At the end of the 1500s was called skeppsholmen for "Lust Holmen", and was used as a recreation spot of the first Vasa kings. Gustav Vasa (1496-1560) allowed construction of a garden and Erik XIV (1533-1577) organized celebrations often out on Skeppsholmen. John III (1537-1592) fenced a garden on the island 'south side and built a gazebo in the design and decoration by the architect and artist Willem Boy (1520-1592).
In 1634 formed the so-called Admiralty when the naval headquarters were moving out from current Blasieholmen to Skeppsholmen who became Stockholm's naval base. Around the same time as the Navy's shipyards moved to the island the name was changed to its current Skeppsholmen. Skeppsholmens uses as yards and mooring of vessels was due in part to the yard needs more room, but probably mainly due to the Queen Kristina (1626-1689) wanted to riparian areas that could be seen from the castle would look like construction sites, where Blasieholmen with extensive shipbuilding Low center front and center.
In connection with the war against Denmark the years 1675-1679, known as the Scanian War, it was decided that the naval base would move to the newly founded city of Karlskrona.
“Dykdalben” was until the late 1900s mostly by a cluster of pointed, strong logs, arranged in a conical shape with larger diameter down, laid down in the lake, ocean or river bottom sediments and linked together at the top with heavy iron rings above water. The conical arrangement obtained a much higher durability against lateral forces than the same number of logs in a bundle is struck down completely vertical, which is the genius of design. The lateral forces subjected some of the logs to a compressive force downwards and the opposite side of a pull force upwards. The icing in the winter and horizontal movements of the ice creeping up the ice on the “dykdalben” through the angled surface in relation to the ice surface plane and is therefore also better against the big ice pressure, for example ice than the corresponding logs were driven down completely vertically in the ground. “Dykdalben” were also used in ancient times as the foundation for the wooden bridges and as anchoring points for the fleet bridges. Nowadays, the “Dykdalben” are most often made of steel, reinforced concrete or combination thereof.
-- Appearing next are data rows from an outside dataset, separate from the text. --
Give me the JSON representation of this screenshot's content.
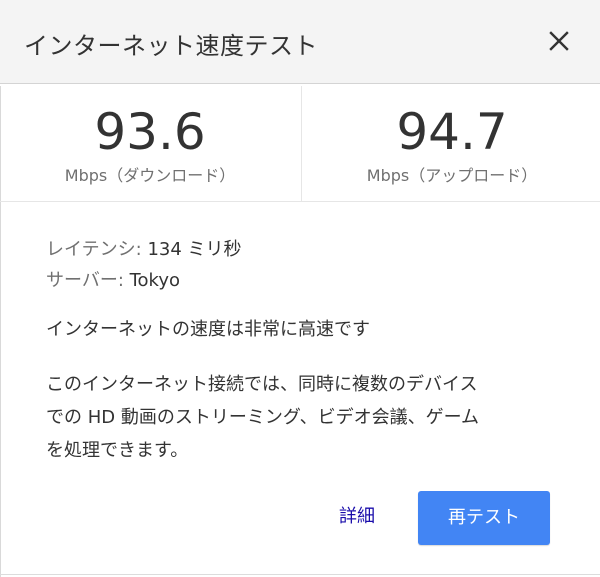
{
  "dialog": {
    "title": "インターネット速度テスト"
  },
  "results": {
    "download": {
      "value": "93.6",
      "unit": "Mbps（ダウンロード）"
    },
    "upload": {
      "value": "94.7",
      "unit": "Mbps（アップロード）"
    }
  },
  "info": {
    "latency_label": "レイテンシ:",
    "latency_value": " 134 ミリ秒",
    "server_label": "サーバー:",
    "server_value": " Tokyo"
  },
  "summary": "インターネットの速度は非常に高速です",
  "description": {
    "line1": "このインターネット接続では、同時に複数のデバイス",
    "line2": "での HD 動画のストリーミング、ビデオ会議、ゲーム",
    "line3": "を処理できます。"
  },
  "actions": {
    "details_label": "詳細",
    "retest_label": "再テスト"
  },
  "colors": {
    "primary_button": "#4285f4",
    "link": "#1a0dab",
    "header_bg": "#f4f4f4"
  },
  "icons": {
    "close": "close-icon"
  }
}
Date                 : 12 mei 2012

Place                : Stockholm

Country              : Zweden

Waypoint nr.         : 24

Cache number         : GC2MN5A

Cache name           : 127/Skeppsholmen

made with love from - No Festival